TASK DESCRIPTION:
In the entries below, identify every line with the string "this" and copy it.

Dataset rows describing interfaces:
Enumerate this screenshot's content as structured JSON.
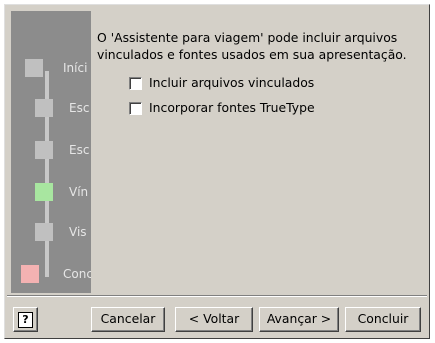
{
  "description": "O 'Assistente para viagem' pode incluir arquivos vinculados e fontes usados em sua apresentação.",
  "options": [
    {
      "label": "Incluir arquivos vinculados",
      "checked": false
    },
    {
      "label": "Incorporar fontes TrueType",
      "checked": false
    }
  ],
  "steps": [
    {
      "label": "Iníci",
      "color": "#c0c0c0"
    },
    {
      "label": "Esc",
      "color": "#c0c0c0"
    },
    {
      "label": "Esc",
      "color": "#c0c0c0"
    },
    {
      "label": "Vín",
      "color": "#a8e6a0"
    },
    {
      "label": "Vis",
      "color": "#c0c0c0"
    },
    {
      "label": "Conc",
      "color": "#f4b2b2"
    }
  ],
  "buttons": {
    "help_icon": "?",
    "cancel": "Cancelar",
    "back": "< Voltar",
    "next": "Avançar >",
    "finish": "Concluir"
  }
}
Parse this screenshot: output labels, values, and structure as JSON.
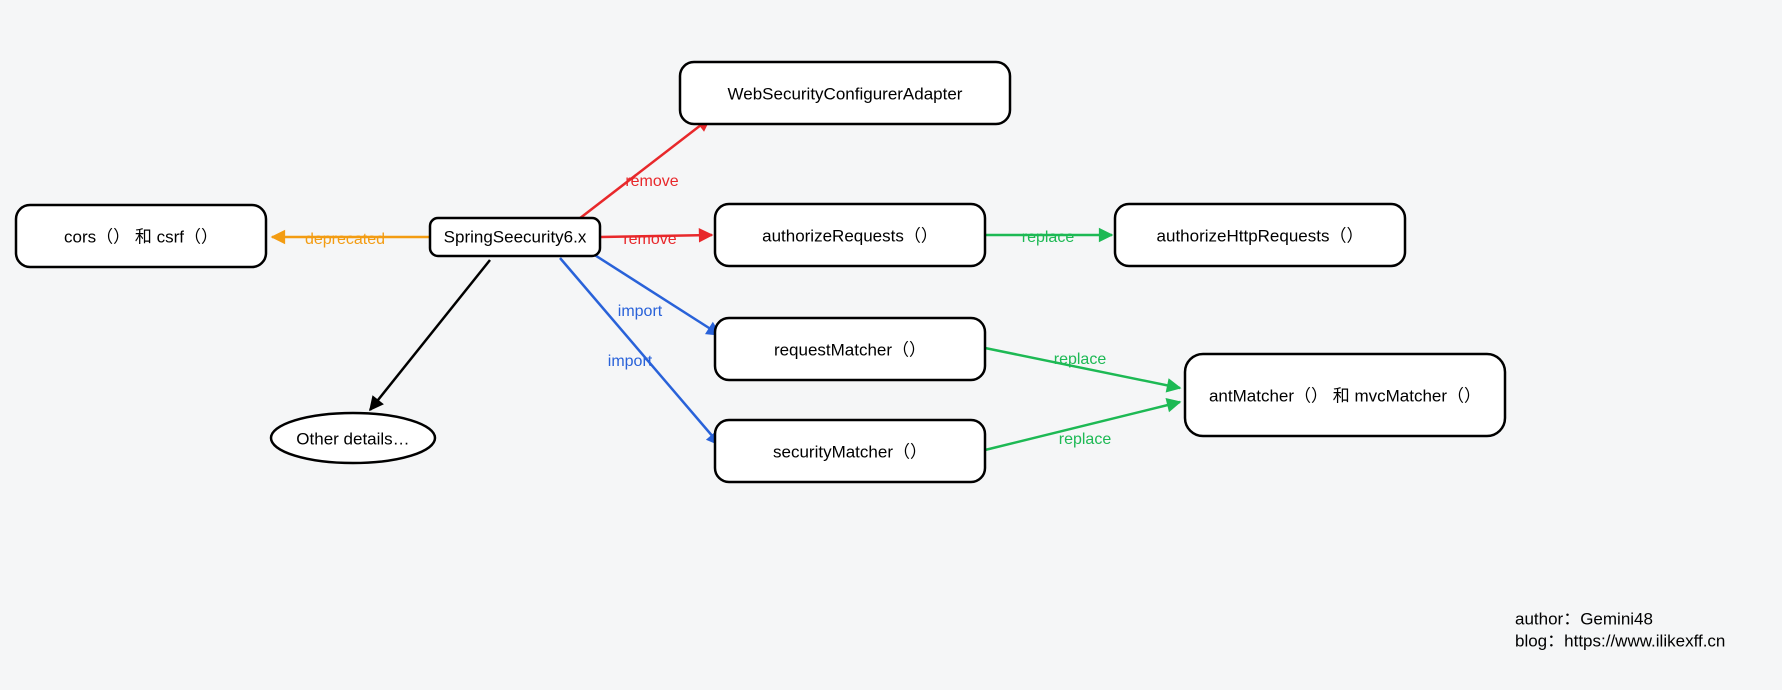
{
  "nodes": {
    "center": {
      "label": "SpringSeecurity6.x"
    },
    "cors": {
      "label": "cors（） 和 csrf（）"
    },
    "other": {
      "label": "Other details…"
    },
    "wsca": {
      "label": "WebSecurityConfigurerAdapter"
    },
    "authreq": {
      "label": "authorizeRequests（）"
    },
    "authhttp": {
      "label": "authorizeHttpRequests（）"
    },
    "reqmatch": {
      "label": "requestMatcher（）"
    },
    "secmatch": {
      "label": "securityMatcher（）"
    },
    "antmvc": {
      "label": "antMatcher（） 和 mvcMatcher（）"
    }
  },
  "edges": {
    "deprecated": {
      "label": "deprecated",
      "color": "#f39c12"
    },
    "remove1": {
      "label": "remove",
      "color": "#e8282b"
    },
    "remove2": {
      "label": "remove",
      "color": "#e8282b"
    },
    "import1": {
      "label": "import",
      "color": "#2962d9"
    },
    "import2": {
      "label": "import",
      "color": "#2962d9"
    },
    "replace1": {
      "label": "replace",
      "color": "#1db954"
    },
    "replace2": {
      "label": "replace",
      "color": "#1db954"
    },
    "replace3": {
      "label": "replace",
      "color": "#1db954"
    }
  },
  "credits": {
    "author": "author：Gemini48",
    "blog": "blog：https://www.ilikexff.cn"
  }
}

RESPONSE BELOW:
Enumerate this screenshot's content as structured JSON.
Parse this screenshot: output labels, values, and structure as JSON.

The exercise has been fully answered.